By Kate Synder, Zanesville Times Recorder
FRAZEYSBURG, Ohio – For the past 11 years, the Frazeysburg Fire Department could fill its fire trucks and tankers in its own fire station without worrying about the water bill. And for the past 11 years, the water the fire department used to extinguish fires was free.
But it was never supposed to be.
The village’s water facility was paid for with loans from the United States Department of Agriculture. And according to a March 29 Civil Rights Compliance Review conducted by the USDA, as a condition for receiving USDA funding, “no free service or use of the facility will be permitted.”
That stipulation is also part of a loan agreement between the USDA and Frazeysburg dated Sept. 12, 2005. The village should have been charging the fire department for water back then, but wasn’t. Since the review in March, though, the department has received water bills for filling its trucks.
The Times Recorder requested a copy of the compliance review, but was told it would not be available until July to give Frazeysburg the opportunity to object to its release.
A bill from April stated the fire department owed $87.68 by May 31 for 4,000 gallons of water. In the department’s transaction summary with the village, another charge of $64.63 was dated June 3 for 1,900 gallons of water. Fire Chief David Smith said while that might not seem like a lot of money, it will add up, and these are expenses the department did not factor into its budget.
He also believes the department simply should not have to pay for water it uses to serve the community.
“We shouldn’t be required to pay for something of an uncontrolled nature,” Smith said.
Smith also said if the fire department can’t come up with the money, it may shift the charges to village residents. Meaning if someone’s house or property was on fire, they could be hit with a bill for the water used to put the fire out.
“We budget $9,000 for utilities for the whole year,” he said. “Any additional cost we incur is going to be passed on to someone.”
It takes 3,800 gallons of water to fill the department’s fleet of trucks one time. The department has four fire trucks, including a tanker.
Gerald Howard, who is acting mayor of Frazeysburg since former mayor Gary Middlemus recently resigned, said he sympathizes with the fire department and believes it is wrong to charge them for water.

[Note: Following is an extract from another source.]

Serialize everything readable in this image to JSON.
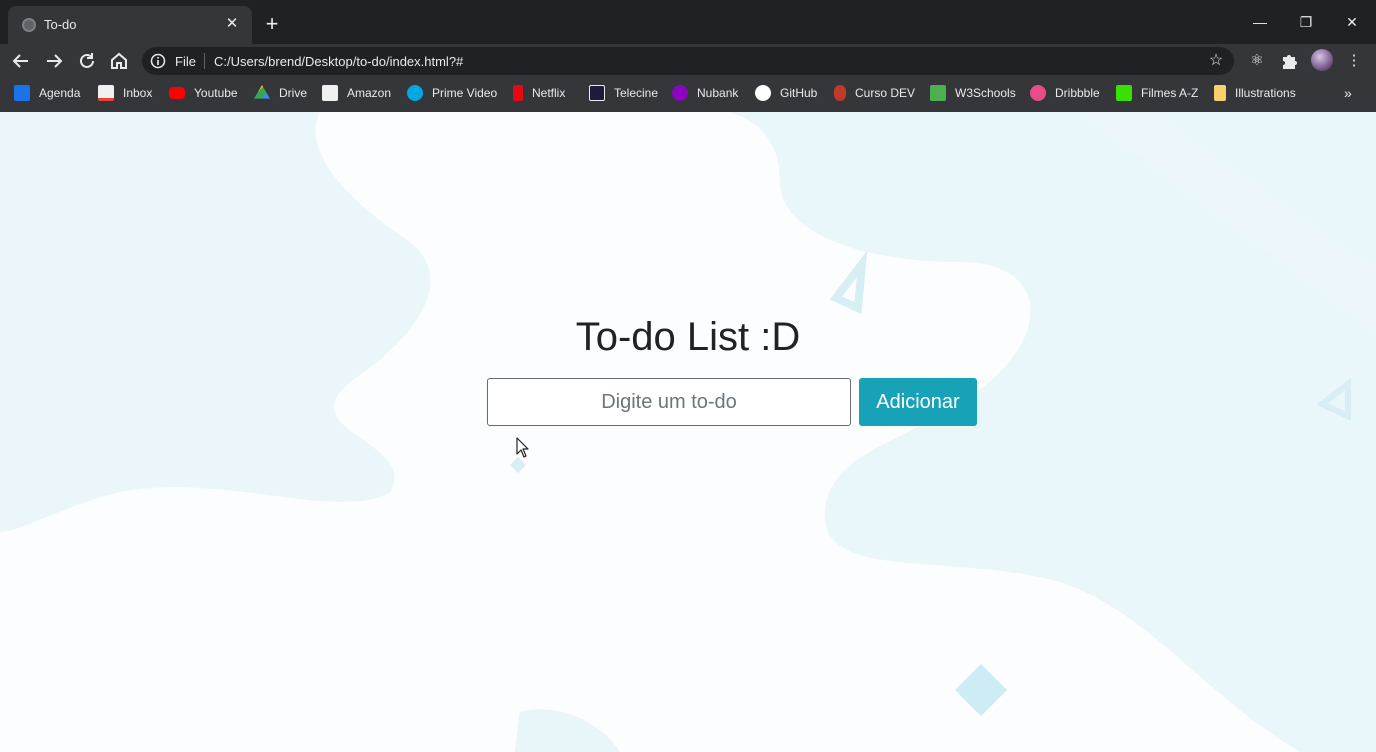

A sign is taped to the Frazeysburg fire station’s waterBuy Photo
A sign is taped to the Frazeysburg fire station’s water pump to remind firefighters to fill up the department’s trucks and tankers at a fire hydrant to avoid being billed by the village. (Photo: Shane Flanigan/Times Recorder)
“It’s not something the village wanted to do,” Howard said.
But the village has no choice, per the agreement with the USDA, he said.
“I was on that fire department for over 20 years, and I know they don’t have a lot of money,” Howard said. “I personally don’t feel that we should charge them for water.”
The fire department covers 49 square miles, including the village of Frazeysburg, Jackson Township and Pike Township in Coshocton County. All three of those municipalities already have fire levies to support the department. There are two levies each in Jackson and Pike townships, which brings in $145,000 per year, and one levy in Frazeysburg, which brings in $64,000 per year.
In 2010, the fire department’s savings was depleted because the Frazeysburg fire levy renewal did not end up on the ballot, so the department was without those funds for an entire year, Smith said. As a result, the department essentially has no savings.
Under the Ohio Revised Code, water supply for certain services, including for extinguishing fires, must be free for those agencies. But that only applies to fire departments that are owned by their municipalities.
Since Frazeysburg Fire Department is not owned by the village, the village can charge the fire department for the water it uses to fill its trucks, according to the Ohio Attorney General’s Office.
The fire department is a combination of paid and volunteer. Smith gets paid, as do the firefighters required to be on call from 7 a.m. to 5 p.m. each day.
“We’re just frustrated,” Smith said.
There is a water pump in the department that firefighters use to fill their trucks. That water pump, called a slow pump, is attached to a village meter and the department can’t use it without being charged. The village suggested the firefighters fill trucks at a water hydrant to avoid being charged, because hydrants aren’t metered, Smith said.
That’s an adequate solution in the summer, when the weather is warm, Smith said. But in the winter, the firefighters will not want to stand outside in the cold and snow while filling up their trucks one at a time.
Plus, Smith said, because the water infrastructure is so old, prolonged use of the hydrants in that way could burst a water line.
A water line burst is a concern every time a hydrant is opened, said Tom Beckley, Frazeysburg village council member, but an update to the water infrastructure would cost money the village doesn’t have. And if the fire department doesn’t want to pay for water, right now at least, using the hydrants is the only option.
Per the agreement, the village is required to charge for water use, Beckley said. The village should have been charging the fire department since 2005, but wasn’t. While Beckley did not believe the village would or could retroactively charge the department for the past 11 years, but it needed to charge the department now, per the USDA’s requirement.
What the situation needs, Beckley said, is for the fire chief, mayor and council members to sit down and figure out, together, exactly how to address the problem.
“I don’t know what the best solution is for the fire department,” he said. “We need to have better communication.”